• _What the exercise asks_:
Check each line of the listing below for the string "containers", and give only how many lines hold it.

• _Provided information_:
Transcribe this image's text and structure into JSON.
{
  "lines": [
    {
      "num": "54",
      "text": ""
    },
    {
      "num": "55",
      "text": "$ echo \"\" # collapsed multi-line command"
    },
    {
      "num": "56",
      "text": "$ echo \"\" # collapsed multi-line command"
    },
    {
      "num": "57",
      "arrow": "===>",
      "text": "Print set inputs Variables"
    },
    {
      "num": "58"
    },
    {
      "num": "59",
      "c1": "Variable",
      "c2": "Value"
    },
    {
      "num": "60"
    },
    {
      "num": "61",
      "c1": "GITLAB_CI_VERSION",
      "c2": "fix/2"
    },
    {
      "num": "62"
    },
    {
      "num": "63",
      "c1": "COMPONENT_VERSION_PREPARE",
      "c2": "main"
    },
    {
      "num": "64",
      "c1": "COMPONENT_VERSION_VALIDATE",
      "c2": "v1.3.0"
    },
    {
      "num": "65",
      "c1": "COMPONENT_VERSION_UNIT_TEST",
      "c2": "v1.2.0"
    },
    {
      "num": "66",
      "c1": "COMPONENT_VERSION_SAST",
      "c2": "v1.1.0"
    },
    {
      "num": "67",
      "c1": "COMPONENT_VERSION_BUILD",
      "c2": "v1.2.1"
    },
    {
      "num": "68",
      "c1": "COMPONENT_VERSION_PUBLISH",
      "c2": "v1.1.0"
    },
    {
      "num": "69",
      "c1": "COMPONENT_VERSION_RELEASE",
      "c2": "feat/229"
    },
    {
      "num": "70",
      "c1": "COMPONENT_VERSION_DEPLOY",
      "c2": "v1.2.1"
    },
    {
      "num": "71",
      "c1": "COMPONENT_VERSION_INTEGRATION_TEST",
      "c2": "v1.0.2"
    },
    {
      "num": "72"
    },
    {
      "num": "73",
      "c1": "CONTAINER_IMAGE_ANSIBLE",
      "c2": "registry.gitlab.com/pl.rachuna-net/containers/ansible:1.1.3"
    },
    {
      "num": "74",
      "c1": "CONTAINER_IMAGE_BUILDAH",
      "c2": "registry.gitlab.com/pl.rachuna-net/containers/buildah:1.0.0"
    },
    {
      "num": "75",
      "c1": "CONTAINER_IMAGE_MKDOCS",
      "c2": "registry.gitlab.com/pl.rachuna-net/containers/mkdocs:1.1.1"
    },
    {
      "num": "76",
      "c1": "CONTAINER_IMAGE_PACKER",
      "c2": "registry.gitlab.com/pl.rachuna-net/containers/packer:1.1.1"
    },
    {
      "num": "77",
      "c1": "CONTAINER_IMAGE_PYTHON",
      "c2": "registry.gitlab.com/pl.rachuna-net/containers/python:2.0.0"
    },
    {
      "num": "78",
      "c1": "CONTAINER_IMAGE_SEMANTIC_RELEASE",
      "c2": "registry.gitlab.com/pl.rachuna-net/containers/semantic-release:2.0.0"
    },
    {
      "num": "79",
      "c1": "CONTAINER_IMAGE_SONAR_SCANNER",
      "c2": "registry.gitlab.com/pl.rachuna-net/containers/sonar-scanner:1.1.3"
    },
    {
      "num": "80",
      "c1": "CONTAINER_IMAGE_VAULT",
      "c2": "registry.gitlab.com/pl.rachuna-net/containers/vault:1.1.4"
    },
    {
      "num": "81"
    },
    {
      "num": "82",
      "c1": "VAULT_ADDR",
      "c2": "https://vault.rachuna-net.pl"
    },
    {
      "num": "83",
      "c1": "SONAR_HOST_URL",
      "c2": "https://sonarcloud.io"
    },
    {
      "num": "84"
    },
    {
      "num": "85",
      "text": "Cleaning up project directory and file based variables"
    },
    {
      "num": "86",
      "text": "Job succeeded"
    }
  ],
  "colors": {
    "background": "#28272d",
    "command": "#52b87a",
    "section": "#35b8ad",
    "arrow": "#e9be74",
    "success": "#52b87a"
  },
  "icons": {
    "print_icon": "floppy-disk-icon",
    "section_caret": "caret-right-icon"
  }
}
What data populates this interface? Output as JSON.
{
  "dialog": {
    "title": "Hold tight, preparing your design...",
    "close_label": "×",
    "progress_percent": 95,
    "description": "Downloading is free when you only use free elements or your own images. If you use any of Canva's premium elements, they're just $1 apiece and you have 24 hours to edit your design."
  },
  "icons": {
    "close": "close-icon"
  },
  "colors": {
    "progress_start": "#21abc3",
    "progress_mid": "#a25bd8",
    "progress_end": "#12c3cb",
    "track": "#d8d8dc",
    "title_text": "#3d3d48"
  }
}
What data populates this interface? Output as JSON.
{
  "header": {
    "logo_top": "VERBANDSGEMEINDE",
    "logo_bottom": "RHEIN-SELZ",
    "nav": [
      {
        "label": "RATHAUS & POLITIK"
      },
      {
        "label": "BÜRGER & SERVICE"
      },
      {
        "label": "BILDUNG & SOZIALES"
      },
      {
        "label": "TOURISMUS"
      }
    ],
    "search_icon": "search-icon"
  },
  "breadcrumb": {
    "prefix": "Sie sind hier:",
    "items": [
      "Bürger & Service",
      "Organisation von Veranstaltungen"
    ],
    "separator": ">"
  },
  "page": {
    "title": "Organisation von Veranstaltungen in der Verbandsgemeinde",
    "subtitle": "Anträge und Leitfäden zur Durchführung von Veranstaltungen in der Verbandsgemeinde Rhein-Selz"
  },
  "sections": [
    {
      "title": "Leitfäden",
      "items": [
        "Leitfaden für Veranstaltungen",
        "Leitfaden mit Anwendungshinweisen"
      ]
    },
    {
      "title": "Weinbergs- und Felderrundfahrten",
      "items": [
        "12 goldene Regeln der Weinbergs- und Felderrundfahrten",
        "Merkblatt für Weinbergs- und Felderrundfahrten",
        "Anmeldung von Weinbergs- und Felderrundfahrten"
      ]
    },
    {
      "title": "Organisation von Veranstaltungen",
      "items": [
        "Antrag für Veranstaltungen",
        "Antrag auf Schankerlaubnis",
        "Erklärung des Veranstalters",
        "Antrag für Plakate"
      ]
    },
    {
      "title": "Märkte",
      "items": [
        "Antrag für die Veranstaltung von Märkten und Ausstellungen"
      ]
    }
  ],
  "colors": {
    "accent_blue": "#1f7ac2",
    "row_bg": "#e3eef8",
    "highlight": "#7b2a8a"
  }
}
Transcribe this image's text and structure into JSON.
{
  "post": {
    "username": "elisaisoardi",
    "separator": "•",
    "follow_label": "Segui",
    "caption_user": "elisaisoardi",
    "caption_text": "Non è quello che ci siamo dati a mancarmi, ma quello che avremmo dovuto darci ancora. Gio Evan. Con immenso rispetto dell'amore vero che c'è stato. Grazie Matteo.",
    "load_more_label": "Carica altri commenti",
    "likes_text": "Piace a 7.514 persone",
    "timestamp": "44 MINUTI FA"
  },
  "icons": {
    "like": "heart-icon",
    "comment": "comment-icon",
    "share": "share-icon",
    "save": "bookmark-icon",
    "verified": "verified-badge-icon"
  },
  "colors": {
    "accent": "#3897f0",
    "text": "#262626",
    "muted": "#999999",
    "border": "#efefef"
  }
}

• _Response to the task_:
8